    External Resources

  43. McWhirter JR, Galasso DL, Wang JY: A coiled-coil oligomerization domain of Bcr is essential for the transforming function of Bcr-Abl oncoproteins. Mol Cell Biol 1993;13, 7587–7595.
  44. Carroll M, Tomasson MH, Barker GF, Golub TR, Gilliland DG: The TEL/platelet-derived growth factor beta receptor (PDGF beta R) fusion in chronic myelomonocytic leukemia is a transforming protein that self-associates and activates PDGF beta R kinase-dependent signaling pathways. Proc Natl Acad Sci USA 1996;93:14845–14850.
  45. Xiao S, McCarthy JG, Aster JC, Fletcher JA: ZNF198-FGFR1 transforming activity depends on a novel proline-rich ZNF198 oligomerization domain.

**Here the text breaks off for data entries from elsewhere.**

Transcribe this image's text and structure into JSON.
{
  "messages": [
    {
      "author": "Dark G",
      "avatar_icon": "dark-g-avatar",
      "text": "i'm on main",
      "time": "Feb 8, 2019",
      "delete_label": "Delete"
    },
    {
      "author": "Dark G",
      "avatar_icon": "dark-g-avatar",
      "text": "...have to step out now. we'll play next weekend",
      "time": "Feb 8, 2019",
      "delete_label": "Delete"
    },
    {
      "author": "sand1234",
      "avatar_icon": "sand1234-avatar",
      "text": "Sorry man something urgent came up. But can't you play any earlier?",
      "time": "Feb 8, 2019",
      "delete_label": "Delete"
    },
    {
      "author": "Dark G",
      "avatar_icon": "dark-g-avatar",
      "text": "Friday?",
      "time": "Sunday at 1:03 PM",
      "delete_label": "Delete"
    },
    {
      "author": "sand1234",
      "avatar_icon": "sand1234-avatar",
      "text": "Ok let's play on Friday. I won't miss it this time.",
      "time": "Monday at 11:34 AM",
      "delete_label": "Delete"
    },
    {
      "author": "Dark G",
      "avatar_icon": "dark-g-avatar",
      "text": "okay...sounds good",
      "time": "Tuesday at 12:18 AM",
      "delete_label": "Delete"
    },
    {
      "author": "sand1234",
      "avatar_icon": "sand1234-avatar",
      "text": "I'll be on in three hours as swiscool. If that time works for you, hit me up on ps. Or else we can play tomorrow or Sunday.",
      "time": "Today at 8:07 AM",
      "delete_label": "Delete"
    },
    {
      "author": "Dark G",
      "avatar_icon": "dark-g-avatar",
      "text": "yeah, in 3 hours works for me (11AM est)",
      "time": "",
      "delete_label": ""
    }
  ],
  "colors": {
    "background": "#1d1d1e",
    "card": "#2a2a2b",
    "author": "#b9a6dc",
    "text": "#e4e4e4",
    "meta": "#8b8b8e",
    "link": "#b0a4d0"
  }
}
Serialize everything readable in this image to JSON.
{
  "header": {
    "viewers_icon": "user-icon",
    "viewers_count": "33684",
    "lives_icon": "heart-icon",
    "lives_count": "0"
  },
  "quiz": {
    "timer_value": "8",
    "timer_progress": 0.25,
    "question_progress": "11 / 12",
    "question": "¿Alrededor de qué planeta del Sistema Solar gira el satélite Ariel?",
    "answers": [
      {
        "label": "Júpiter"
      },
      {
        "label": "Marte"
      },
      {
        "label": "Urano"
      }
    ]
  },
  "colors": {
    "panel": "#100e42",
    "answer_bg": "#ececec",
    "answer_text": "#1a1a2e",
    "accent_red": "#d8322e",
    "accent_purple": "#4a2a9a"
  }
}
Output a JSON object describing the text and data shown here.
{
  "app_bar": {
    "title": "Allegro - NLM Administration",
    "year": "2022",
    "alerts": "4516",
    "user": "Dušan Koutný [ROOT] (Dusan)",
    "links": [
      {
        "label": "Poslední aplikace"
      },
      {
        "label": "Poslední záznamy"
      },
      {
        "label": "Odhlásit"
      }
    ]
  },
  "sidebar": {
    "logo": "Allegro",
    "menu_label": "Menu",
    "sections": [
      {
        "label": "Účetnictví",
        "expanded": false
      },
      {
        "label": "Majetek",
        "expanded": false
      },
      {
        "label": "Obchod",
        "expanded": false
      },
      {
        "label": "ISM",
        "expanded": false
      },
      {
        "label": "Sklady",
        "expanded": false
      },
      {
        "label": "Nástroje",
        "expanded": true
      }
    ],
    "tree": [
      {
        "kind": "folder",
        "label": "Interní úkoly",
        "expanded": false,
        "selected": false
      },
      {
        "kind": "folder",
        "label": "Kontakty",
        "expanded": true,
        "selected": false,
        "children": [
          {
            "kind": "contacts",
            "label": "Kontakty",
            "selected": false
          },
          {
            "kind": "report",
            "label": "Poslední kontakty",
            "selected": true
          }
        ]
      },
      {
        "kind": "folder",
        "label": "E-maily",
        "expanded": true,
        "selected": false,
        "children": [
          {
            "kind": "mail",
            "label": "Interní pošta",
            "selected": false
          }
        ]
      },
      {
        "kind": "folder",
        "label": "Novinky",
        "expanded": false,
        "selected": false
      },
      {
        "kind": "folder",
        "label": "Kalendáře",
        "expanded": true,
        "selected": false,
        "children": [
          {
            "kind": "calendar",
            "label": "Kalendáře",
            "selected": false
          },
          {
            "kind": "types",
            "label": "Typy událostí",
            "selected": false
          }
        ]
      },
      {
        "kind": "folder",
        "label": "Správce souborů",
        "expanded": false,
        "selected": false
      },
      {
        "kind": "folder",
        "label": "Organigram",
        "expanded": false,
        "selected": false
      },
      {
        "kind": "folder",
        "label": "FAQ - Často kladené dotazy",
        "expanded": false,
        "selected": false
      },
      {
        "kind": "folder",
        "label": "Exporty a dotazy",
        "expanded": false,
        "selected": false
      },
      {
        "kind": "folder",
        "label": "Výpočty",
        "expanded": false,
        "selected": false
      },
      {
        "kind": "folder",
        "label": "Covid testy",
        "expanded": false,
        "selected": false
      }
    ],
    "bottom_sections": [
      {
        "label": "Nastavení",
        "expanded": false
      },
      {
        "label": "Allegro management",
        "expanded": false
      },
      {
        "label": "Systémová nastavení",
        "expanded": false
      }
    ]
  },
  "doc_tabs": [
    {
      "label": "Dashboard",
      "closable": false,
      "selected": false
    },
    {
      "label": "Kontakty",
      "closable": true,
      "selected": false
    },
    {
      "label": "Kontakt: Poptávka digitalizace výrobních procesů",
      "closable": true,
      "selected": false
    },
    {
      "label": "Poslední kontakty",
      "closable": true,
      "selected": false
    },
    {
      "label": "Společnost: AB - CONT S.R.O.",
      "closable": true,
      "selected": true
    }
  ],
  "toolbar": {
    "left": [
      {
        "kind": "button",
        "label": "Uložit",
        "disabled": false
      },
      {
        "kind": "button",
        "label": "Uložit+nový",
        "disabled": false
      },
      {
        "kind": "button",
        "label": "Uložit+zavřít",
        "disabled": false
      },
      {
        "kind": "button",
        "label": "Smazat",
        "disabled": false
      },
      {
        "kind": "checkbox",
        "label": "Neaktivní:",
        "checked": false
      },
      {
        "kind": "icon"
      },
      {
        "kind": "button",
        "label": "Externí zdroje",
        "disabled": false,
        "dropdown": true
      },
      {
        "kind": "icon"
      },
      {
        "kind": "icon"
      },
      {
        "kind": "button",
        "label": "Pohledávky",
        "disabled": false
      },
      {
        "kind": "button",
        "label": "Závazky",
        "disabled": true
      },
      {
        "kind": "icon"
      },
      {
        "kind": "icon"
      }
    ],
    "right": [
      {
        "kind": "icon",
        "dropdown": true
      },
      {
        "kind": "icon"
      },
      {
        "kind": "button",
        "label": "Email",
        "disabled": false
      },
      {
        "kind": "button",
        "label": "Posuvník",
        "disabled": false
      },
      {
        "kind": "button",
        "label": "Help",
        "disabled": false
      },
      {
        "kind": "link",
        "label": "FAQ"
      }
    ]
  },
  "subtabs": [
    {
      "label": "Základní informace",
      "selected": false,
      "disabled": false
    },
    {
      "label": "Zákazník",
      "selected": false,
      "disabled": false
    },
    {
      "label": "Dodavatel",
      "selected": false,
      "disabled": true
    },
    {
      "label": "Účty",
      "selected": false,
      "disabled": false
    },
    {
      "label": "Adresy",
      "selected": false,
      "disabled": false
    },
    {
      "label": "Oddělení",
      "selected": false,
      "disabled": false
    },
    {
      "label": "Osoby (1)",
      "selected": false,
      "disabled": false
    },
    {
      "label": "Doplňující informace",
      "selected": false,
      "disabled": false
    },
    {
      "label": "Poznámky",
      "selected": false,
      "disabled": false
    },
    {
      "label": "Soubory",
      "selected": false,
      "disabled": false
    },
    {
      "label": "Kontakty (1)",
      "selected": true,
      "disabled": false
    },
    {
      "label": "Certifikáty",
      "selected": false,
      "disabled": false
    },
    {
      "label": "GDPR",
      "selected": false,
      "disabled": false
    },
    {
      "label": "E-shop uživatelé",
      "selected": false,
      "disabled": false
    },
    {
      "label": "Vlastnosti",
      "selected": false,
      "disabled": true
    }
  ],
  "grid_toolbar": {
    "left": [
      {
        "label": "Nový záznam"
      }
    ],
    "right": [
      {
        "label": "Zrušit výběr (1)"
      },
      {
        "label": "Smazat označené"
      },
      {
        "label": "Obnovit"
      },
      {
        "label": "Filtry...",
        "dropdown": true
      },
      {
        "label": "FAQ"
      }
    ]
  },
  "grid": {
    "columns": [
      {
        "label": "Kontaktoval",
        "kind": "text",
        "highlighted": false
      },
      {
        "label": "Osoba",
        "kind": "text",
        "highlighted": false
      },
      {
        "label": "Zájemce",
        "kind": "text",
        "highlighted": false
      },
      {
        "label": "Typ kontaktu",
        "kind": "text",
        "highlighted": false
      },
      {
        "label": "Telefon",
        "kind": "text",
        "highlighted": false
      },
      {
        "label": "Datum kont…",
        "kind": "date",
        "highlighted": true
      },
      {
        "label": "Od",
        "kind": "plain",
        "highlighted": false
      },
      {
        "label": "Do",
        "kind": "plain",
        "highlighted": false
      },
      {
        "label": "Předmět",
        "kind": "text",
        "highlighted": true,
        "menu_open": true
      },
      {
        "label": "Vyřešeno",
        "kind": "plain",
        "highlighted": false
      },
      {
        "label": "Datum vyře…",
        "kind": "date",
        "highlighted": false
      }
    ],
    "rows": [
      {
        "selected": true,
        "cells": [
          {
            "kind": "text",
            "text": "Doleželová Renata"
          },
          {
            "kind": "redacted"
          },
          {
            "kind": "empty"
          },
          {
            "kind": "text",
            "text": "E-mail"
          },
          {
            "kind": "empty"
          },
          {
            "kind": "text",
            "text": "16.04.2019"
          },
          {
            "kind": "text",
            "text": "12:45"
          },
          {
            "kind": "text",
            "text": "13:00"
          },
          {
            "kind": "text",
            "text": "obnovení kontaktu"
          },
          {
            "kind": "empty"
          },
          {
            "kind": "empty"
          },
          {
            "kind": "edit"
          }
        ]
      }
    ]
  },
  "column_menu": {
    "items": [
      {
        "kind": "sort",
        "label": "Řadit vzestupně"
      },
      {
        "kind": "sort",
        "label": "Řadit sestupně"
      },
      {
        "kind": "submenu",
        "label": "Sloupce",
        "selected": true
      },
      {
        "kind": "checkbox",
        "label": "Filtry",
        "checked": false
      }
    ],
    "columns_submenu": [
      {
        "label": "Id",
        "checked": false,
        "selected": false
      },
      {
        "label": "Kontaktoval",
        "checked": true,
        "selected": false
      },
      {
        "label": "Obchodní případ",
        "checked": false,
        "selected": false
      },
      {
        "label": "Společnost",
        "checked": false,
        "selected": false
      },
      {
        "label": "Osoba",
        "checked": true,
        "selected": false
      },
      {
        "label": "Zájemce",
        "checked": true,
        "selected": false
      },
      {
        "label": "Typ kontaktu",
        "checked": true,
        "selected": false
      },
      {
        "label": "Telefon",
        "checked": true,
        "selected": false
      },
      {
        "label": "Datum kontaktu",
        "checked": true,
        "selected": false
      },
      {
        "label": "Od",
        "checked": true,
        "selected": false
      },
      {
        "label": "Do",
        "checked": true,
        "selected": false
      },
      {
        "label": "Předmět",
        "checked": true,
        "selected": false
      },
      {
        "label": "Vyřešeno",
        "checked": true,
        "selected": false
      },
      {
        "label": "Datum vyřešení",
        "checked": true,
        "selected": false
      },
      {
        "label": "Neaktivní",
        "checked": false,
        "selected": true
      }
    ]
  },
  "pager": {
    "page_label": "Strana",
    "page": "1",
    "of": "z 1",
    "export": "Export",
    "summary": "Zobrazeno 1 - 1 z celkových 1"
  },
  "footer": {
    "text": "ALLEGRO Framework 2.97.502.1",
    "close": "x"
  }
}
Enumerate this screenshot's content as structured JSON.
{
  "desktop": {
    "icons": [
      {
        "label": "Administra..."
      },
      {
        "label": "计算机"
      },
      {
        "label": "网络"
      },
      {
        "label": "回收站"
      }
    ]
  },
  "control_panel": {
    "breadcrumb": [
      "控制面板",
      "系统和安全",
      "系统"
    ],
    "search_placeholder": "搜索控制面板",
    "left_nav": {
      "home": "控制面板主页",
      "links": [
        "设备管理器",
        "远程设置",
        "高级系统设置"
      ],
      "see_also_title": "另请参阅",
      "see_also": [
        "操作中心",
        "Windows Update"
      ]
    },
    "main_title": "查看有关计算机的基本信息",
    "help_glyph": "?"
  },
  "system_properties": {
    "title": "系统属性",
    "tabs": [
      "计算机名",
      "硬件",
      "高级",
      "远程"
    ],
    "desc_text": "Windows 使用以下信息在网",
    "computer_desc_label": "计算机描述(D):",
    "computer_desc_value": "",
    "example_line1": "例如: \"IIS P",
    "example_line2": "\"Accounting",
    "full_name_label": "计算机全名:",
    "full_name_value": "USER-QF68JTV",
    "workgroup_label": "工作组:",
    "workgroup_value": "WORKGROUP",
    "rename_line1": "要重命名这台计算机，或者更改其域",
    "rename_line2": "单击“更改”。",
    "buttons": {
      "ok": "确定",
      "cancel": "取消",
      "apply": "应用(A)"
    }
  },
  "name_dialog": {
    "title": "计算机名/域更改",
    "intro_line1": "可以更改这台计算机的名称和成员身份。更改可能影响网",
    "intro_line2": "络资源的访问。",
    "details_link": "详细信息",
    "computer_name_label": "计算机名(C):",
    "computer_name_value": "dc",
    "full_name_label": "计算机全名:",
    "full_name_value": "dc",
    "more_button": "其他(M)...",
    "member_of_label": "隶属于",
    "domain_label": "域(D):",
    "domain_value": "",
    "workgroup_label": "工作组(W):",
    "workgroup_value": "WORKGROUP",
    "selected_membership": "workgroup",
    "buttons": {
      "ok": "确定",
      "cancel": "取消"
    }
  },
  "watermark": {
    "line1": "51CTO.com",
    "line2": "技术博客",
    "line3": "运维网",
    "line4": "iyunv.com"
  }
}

Blood 2000;96:699–704.
  46. Druker BJ, Sawyers CL, Kantarjian H, Resta DJ, Reese SF, Ford JM, Capdeville R, Talpaz M: Activity of a specific inhibitor of the BCR-ABL tyrosine kinase in the blast crisis of chronic myeloid leukemia and acute lymphoblastic leukemia with the Philadelphia chromosome. N Engl J Med 2001;344:1038–1042.
  47. Mohammadi M, McMahon G, Sun L, Tang C, Hirth P, Yeh BK, Hubbard SR, Schlessinger J: Structures of the tyrosine kinase domain of fibroblast growth factor receptor in complex with inhibitors. Science 1997;276:955–960.

Pay-per-View Options
Direct payment This item at the regular price: USD 38.00
Payment from account With a Karger Pay-per-View account (down payment USD 150) you profit from a special rate for this and other single items.
This item at the discounted price: USD 26.50